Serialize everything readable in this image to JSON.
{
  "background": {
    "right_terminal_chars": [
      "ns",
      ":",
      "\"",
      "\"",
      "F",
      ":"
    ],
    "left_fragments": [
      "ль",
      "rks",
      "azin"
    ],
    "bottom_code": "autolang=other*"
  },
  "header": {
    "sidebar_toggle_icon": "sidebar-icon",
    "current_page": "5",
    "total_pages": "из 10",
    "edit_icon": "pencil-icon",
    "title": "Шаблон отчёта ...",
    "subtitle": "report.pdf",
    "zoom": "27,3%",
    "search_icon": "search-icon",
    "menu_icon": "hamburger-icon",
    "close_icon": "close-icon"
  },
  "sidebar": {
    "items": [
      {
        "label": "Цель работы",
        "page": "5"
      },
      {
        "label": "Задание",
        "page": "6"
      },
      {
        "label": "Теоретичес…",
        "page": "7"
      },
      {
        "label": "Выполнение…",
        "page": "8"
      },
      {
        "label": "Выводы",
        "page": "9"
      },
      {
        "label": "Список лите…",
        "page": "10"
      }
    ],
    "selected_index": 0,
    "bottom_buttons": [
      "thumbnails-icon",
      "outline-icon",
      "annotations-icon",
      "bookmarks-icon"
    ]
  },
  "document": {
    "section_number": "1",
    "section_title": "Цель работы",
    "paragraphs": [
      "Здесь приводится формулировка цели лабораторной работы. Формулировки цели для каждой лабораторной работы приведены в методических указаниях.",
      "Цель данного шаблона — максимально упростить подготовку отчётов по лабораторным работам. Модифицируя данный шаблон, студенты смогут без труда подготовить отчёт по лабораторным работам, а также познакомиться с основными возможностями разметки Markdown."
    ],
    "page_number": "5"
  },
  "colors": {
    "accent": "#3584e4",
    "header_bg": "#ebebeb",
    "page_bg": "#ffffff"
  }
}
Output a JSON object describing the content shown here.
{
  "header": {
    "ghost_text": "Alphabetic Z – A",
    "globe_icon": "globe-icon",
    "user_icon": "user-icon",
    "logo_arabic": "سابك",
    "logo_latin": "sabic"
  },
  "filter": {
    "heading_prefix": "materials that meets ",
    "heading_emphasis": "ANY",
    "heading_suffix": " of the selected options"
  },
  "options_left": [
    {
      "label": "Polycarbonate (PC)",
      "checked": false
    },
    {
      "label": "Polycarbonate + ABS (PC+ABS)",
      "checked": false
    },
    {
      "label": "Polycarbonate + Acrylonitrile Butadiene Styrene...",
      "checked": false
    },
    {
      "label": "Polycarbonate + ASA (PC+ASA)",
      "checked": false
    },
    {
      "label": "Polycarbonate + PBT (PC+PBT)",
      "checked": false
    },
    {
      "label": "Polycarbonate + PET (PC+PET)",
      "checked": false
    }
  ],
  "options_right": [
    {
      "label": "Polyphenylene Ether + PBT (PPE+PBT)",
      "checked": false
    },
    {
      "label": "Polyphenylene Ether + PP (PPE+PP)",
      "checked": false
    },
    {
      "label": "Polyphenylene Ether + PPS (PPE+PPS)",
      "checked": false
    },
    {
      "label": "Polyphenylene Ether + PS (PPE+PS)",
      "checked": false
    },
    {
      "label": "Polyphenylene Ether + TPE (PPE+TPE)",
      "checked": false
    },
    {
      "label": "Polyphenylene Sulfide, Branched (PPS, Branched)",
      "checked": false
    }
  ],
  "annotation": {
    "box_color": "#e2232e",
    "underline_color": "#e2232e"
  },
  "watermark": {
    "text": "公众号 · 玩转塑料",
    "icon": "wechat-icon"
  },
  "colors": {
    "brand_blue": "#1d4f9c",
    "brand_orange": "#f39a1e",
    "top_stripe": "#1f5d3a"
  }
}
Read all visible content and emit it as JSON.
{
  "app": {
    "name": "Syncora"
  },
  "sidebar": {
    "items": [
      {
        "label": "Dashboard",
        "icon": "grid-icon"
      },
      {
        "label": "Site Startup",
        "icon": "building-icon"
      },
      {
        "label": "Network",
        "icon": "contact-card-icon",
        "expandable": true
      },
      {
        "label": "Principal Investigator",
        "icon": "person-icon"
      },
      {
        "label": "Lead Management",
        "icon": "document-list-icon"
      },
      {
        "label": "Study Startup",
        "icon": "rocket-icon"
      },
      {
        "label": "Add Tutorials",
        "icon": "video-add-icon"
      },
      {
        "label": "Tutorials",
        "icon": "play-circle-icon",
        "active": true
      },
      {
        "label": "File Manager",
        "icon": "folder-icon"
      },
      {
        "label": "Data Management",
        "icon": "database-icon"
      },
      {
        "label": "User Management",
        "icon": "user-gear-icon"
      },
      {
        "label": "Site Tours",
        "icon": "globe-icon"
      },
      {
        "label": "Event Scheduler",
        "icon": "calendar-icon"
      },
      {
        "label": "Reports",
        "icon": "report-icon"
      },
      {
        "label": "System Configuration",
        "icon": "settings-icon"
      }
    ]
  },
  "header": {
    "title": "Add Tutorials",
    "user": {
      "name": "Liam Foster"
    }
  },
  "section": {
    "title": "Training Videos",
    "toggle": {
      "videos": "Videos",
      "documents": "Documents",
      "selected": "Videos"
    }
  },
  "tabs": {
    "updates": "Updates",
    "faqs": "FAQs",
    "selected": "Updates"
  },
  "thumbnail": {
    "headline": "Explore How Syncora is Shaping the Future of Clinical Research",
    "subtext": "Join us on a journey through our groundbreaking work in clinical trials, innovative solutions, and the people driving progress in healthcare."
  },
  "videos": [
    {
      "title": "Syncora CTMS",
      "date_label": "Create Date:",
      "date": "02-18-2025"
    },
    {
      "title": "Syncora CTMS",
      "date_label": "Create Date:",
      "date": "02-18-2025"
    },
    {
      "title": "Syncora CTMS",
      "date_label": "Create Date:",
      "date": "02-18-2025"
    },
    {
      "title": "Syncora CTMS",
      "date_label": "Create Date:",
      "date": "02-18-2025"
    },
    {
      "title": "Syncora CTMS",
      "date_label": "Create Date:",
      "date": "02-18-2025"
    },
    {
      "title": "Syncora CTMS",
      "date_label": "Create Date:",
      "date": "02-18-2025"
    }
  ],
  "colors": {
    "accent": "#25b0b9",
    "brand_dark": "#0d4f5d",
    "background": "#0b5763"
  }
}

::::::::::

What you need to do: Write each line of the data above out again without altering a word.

Response to this exercise:
Serialize everything readable in this image to JSON.
{
  "background": {
    "right_terminal_chars": [
      "ns",
      ":",
      "\"",
      "\"",
      "F",
      ":"
    ],
    "left_fragments": [
      "ль",
      "rks",
      "azin"
    ],
    "bottom_code": "autolang=other*"
  },
  "header": {
    "sidebar_toggle_icon": "sidebar-icon",
    "current_page": "5",
    "total_pages": "из 10",
    "edit_icon": "pencil-icon",
    "title": "Шаблон отчёта ...",
    "subtitle": "report.pdf",
    "zoom": "27,3%",
    "search_icon": "search-icon",
    "menu_icon": "hamburger-icon",
    "close_icon": "close-icon"
  },
  "sidebar": {
    "items": [
      {
        "label": "Цель работы",
        "page": "5"
      },
      {
        "label": "Задание",
        "page": "6"
      },
      {
        "label": "Теоретичес…",
        "page": "7"
      },
      {
        "label": "Выполнение…",
        "page": "8"
      },
      {
        "label": "Выводы",
        "page": "9"
      },
      {
        "label": "Список лите…",
        "page": "10"
      }
    ],
    "selected_index": 0,
    "bottom_buttons": [
      "thumbnails-icon",
      "outline-icon",
      "annotations-icon",
      "bookmarks-icon"
    ]
  },
  "document": {
    "section_number": "1",
    "section_title": "Цель работы",
    "paragraphs": [
      "Здесь приводится формулировка цели лабораторной работы. Формулировки цели для каждой лабораторной работы приведены в методических указаниях.",
      "Цель данного шаблона — максимально упростить подготовку отчётов по лабораторным работам. Модифицируя данный шаблон, студенты смогут без труда подготовить отчёт по лабораторным работам, а также познакомиться с основными возможностями разметки Markdown."
    ],
    "page_number": "5"
  },
  "colors": {
    "accent": "#3584e4",
    "header_bg": "#ebebeb",
    "page_bg": "#ffffff"
  }
}
Output a JSON object describing the content shown here.
{
  "header": {
    "ghost_text": "Alphabetic Z – A",
    "globe_icon": "globe-icon",
    "user_icon": "user-icon",
    "logo_arabic": "سابك",
    "logo_latin": "sabic"
  },
  "filter": {
    "heading_prefix": "materials that meets ",
    "heading_emphasis": "ANY",
    "heading_suffix": " of the selected options"
  },
  "options_left": [
    {
      "label": "Polycarbonate (PC)",
      "checked": false
    },
    {
      "label": "Polycarbonate + ABS (PC+ABS)",
      "checked": false
    },
    {
      "label": "Polycarbonate + Acrylonitrile Butadiene Styrene...",
      "checked": false
    },
    {
      "label": "Polycarbonate + ASA (PC+ASA)",
      "checked": false
    },
    {
      "label": "Polycarbonate + PBT (PC+PBT)",
      "checked": false
    },
    {
      "label": "Polycarbonate + PET (PC+PET)",
      "checked": false
    }
  ],
  "options_right": [
    {
      "label": "Polyphenylene Ether + PBT (PPE+PBT)",
      "checked": false
    },
    {
      "label": "Polyphenylene Ether + PP (PPE+PP)",
      "checked": false
    },
    {
      "label": "Polyphenylene Ether + PPS (PPE+PPS)",
      "checked": false
    },
    {
      "label": "Polyphenylene Ether + PS (PPE+PS)",
      "checked": false
    },
    {
      "label": "Polyphenylene Ether + TPE (PPE+TPE)",
      "checked": false
    },
    {
      "label": "Polyphenylene Sulfide, Branched (PPS, Branched)",
      "checked": false
    }
  ],
  "annotation": {
    "box_color": "#e2232e",
    "underline_color": "#e2232e"
  },
  "watermark": {
    "text": "公众号 · 玩转塑料",
    "icon": "wechat-icon"
  },
  "colors": {
    "brand_blue": "#1d4f9c",
    "brand_orange": "#f39a1e",
    "top_stripe": "#1f5d3a"
  }
}
Read all visible content and emit it as JSON.
{
  "app": {
    "name": "Syncora"
  },
  "sidebar": {
    "items": [
      {
        "label": "Dashboard",
        "icon": "grid-icon"
      },
      {
        "label": "Site Startup",
        "icon": "building-icon"
      },
      {
        "label": "Network",
        "icon": "contact-card-icon",
        "expandable": true
      },
      {
        "label": "Principal Investigator",
        "icon": "person-icon"
      },
      {
        "label": "Lead Management",
        "icon": "document-list-icon"
      },
      {
        "label": "Study Startup",
        "icon": "rocket-icon"
      },
      {
        "label": "Add Tutorials",
        "icon": "video-add-icon"
      },
      {
        "label": "Tutorials",
        "icon": "play-circle-icon",
        "active": true
      },
      {
        "label": "File Manager",
        "icon": "folder-icon"
      },
      {
        "label": "Data Management",
        "icon": "database-icon"
      },
      {
        "label": "User Management",
        "icon": "user-gear-icon"
      },
      {
        "label": "Site Tours",
        "icon": "globe-icon"
      },
      {
        "label": "Event Scheduler",
        "icon": "calendar-icon"
      },
      {
        "label": "Reports",
        "icon": "report-icon"
      },
      {
        "label": "System Configuration",
        "icon": "settings-icon"
      }
    ]
  },
  "header": {
    "title": "Add Tutorials",
    "user": {
      "name": "Liam Foster"
    }
  },
  "section": {
    "title": "Training Videos",
    "toggle": {
      "videos": "Videos",
      "documents": "Documents",
      "selected": "Videos"
    }
  },
  "tabs": {
    "updates": "Updates",
    "faqs": "FAQs",
    "selected": "Updates"
  },
  "thumbnail": {
    "headline": "Explore How Syncora is Shaping the Future of Clinical Research",
    "subtext": "Join us on a journey through our groundbreaking work in clinical trials, innovative solutions, and the people driving progress in healthcare."
  },
  "videos": [
    {
      "title": "Syncora CTMS",
      "date_label": "Create Date:",
      "date": "02-18-2025"
    },
    {
      "title": "Syncora CTMS",
      "date_label": "Create Date:",
      "date": "02-18-2025"
    },
    {
      "title": "Syncora CTMS",
      "date_label": "Create Date:",
      "date": "02-18-2025"
    },
    {
      "title": "Syncora CTMS",
      "date_label": "Create Date:",
      "date": "02-18-2025"
    },
    {
      "title": "Syncora CTMS",
      "date_label": "Create Date:",
      "date": "02-18-2025"
    },
    {
      "title": "Syncora CTMS",
      "date_label": "Create Date:",
      "date": "02-18-2025"
    }
  ],
  "colors": {
    "accent": "#25b0b9",
    "brand_dark": "#0d4f5d",
    "background": "#0b5763"
  }
}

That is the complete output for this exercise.